(Excerpts from an interface dataset)
/---

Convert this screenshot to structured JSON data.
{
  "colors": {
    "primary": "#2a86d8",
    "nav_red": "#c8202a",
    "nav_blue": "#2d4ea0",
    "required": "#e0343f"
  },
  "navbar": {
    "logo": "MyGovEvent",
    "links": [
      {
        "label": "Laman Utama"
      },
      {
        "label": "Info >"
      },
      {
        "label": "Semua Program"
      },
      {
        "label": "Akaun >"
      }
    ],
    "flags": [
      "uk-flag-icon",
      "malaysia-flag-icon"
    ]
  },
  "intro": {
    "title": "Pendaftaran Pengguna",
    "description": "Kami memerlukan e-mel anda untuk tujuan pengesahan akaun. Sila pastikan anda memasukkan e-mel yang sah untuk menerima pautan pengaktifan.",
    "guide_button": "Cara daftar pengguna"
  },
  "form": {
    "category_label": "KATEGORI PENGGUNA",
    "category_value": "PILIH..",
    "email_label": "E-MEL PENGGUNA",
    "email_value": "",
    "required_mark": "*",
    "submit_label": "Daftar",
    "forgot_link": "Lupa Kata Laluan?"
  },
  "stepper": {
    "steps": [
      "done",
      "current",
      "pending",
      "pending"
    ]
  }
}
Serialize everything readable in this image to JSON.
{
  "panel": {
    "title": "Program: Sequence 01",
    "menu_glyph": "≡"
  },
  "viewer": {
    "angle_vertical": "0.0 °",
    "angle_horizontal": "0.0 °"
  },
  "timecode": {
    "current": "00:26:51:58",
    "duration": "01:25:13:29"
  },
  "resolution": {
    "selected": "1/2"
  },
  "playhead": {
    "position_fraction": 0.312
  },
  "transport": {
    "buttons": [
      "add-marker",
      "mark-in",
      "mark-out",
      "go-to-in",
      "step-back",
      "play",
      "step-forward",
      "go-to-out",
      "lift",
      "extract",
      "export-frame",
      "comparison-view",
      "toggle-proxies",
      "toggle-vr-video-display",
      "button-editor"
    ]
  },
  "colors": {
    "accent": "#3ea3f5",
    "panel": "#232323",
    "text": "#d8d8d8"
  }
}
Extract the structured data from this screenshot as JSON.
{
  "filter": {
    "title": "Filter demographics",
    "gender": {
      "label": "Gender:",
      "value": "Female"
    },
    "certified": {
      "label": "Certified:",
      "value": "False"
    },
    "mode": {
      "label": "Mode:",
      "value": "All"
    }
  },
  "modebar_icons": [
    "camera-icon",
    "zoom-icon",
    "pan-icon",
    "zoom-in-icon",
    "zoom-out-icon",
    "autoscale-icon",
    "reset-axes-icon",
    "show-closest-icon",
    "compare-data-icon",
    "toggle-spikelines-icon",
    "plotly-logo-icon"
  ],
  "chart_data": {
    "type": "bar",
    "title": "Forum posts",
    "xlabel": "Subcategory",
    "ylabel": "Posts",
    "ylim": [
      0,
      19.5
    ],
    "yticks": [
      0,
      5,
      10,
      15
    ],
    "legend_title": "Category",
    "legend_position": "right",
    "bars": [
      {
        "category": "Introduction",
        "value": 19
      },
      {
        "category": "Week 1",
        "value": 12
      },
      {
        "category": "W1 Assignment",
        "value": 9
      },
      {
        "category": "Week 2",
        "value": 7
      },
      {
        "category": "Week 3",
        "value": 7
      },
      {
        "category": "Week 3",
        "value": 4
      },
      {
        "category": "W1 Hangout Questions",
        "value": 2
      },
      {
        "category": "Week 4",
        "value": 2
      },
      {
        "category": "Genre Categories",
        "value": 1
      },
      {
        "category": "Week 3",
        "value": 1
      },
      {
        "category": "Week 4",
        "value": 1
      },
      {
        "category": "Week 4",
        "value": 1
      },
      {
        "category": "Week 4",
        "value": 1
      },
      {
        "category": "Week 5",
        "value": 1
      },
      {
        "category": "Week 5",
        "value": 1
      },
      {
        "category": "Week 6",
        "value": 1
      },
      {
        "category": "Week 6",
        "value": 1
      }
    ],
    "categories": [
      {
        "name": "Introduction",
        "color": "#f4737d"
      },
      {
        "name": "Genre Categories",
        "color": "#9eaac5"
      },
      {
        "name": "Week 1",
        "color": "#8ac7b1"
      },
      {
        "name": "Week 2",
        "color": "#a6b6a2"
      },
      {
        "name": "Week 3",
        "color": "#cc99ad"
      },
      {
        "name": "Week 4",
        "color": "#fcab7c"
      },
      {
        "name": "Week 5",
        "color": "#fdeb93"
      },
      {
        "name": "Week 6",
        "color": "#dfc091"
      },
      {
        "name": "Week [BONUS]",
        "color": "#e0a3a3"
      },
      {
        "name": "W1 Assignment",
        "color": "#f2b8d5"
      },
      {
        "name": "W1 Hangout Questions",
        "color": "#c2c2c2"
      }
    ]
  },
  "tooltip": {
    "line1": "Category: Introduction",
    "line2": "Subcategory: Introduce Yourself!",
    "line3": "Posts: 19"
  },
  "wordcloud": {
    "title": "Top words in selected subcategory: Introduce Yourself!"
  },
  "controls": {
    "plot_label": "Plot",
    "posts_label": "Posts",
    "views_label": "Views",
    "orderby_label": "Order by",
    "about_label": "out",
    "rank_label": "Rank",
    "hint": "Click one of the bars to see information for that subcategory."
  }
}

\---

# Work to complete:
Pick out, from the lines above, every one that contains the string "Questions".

# Finished exercise:
        "category": "W1 Hangout Questions",
        "name": "W1 Hangout Questions",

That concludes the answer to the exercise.